*** Supplied entries ***
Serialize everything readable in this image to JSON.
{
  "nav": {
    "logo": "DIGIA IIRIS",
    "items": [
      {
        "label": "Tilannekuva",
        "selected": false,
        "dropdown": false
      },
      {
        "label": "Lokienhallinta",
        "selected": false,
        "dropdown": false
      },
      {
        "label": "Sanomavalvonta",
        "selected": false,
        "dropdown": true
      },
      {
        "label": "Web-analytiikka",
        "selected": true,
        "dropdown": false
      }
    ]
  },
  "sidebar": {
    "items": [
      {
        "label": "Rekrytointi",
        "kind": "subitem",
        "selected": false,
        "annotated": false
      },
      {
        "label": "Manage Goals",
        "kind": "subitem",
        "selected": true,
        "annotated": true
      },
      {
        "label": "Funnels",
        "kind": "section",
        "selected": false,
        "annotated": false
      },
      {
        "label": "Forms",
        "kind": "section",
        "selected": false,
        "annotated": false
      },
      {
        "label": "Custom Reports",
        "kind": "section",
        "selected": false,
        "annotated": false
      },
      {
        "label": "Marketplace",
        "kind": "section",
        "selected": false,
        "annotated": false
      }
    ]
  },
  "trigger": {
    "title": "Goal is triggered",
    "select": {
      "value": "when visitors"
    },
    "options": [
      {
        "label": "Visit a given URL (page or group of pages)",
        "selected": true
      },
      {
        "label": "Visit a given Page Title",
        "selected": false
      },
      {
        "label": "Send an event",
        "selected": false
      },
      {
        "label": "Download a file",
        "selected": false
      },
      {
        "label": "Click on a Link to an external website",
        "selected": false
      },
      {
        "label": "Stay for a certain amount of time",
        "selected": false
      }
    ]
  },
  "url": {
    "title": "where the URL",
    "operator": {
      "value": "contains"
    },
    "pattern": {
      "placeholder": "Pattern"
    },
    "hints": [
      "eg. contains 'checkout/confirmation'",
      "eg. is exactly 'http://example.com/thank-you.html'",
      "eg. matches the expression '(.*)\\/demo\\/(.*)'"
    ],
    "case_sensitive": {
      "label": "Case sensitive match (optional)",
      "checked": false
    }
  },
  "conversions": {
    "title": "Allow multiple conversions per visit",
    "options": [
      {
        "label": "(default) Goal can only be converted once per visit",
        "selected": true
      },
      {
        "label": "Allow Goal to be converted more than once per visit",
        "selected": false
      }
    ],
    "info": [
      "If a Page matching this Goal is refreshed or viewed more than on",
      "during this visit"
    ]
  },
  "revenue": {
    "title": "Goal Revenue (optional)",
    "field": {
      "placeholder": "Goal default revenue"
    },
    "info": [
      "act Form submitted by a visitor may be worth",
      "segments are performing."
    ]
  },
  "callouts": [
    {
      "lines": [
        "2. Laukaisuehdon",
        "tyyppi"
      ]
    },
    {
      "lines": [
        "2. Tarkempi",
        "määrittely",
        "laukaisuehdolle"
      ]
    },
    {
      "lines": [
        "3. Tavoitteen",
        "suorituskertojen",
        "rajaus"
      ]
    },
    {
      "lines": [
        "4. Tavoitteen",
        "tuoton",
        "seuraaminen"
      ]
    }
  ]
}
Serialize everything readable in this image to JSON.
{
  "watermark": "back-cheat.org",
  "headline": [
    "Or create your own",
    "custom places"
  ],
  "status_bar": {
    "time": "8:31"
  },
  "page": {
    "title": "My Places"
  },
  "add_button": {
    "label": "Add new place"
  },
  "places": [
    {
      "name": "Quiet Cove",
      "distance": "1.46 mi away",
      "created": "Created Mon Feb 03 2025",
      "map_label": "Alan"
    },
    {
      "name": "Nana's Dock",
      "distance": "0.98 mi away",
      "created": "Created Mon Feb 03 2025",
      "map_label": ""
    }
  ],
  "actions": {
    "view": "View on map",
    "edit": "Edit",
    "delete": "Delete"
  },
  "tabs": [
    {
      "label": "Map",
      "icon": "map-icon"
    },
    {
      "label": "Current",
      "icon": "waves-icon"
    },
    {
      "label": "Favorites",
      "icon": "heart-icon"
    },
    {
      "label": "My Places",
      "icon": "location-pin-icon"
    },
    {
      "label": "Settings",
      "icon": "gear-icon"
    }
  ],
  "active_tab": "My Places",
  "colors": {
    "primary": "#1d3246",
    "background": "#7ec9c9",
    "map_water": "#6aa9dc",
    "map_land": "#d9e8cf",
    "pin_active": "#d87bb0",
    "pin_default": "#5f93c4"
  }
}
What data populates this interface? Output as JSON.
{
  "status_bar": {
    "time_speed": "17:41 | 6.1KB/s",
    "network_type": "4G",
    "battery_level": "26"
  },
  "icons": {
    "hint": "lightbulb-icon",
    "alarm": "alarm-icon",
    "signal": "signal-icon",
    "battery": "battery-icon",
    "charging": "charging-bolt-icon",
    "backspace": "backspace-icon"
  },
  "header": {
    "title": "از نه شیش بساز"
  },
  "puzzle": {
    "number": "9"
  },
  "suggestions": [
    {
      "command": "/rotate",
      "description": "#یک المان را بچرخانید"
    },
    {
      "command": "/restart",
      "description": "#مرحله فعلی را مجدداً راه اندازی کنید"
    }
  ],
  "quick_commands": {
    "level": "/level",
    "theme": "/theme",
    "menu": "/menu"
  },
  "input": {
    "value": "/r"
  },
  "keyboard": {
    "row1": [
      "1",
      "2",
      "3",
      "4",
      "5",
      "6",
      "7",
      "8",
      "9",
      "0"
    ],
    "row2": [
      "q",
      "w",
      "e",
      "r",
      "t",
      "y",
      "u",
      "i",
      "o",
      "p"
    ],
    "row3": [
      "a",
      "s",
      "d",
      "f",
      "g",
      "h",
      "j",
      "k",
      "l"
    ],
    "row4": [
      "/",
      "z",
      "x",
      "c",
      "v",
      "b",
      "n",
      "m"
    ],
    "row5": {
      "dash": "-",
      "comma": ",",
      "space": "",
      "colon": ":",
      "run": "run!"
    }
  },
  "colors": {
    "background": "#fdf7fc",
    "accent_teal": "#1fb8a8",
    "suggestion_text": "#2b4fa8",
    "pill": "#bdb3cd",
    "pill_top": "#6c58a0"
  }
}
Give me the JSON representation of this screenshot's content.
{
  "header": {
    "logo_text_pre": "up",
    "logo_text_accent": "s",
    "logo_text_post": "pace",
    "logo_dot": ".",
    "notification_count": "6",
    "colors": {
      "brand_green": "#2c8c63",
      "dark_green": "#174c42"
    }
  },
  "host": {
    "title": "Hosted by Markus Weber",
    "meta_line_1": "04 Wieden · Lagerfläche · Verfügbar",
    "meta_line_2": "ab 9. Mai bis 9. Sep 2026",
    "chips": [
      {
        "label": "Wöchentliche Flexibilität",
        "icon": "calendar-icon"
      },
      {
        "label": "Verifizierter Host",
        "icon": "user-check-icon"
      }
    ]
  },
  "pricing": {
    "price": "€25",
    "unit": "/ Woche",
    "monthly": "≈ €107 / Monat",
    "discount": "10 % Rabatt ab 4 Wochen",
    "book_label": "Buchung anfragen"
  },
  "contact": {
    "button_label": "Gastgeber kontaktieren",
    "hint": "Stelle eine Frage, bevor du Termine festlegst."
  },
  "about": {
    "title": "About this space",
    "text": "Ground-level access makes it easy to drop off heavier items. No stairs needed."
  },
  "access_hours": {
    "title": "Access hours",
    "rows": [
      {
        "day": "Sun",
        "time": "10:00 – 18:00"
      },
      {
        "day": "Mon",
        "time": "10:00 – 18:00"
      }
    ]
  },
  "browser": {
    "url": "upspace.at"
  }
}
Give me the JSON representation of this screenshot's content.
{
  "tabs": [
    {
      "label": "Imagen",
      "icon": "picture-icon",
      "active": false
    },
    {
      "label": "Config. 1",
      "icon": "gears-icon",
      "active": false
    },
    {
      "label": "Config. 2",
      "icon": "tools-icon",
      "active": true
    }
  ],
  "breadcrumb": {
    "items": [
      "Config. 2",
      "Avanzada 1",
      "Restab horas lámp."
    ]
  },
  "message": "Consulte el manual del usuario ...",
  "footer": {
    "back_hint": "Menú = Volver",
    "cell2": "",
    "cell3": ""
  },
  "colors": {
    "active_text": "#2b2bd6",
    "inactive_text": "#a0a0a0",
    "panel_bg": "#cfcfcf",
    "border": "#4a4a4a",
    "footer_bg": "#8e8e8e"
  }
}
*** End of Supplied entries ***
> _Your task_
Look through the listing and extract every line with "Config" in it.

> _Answer_
      "label": "Config. 1",
      "label": "Config. 2",
      "Config. 2",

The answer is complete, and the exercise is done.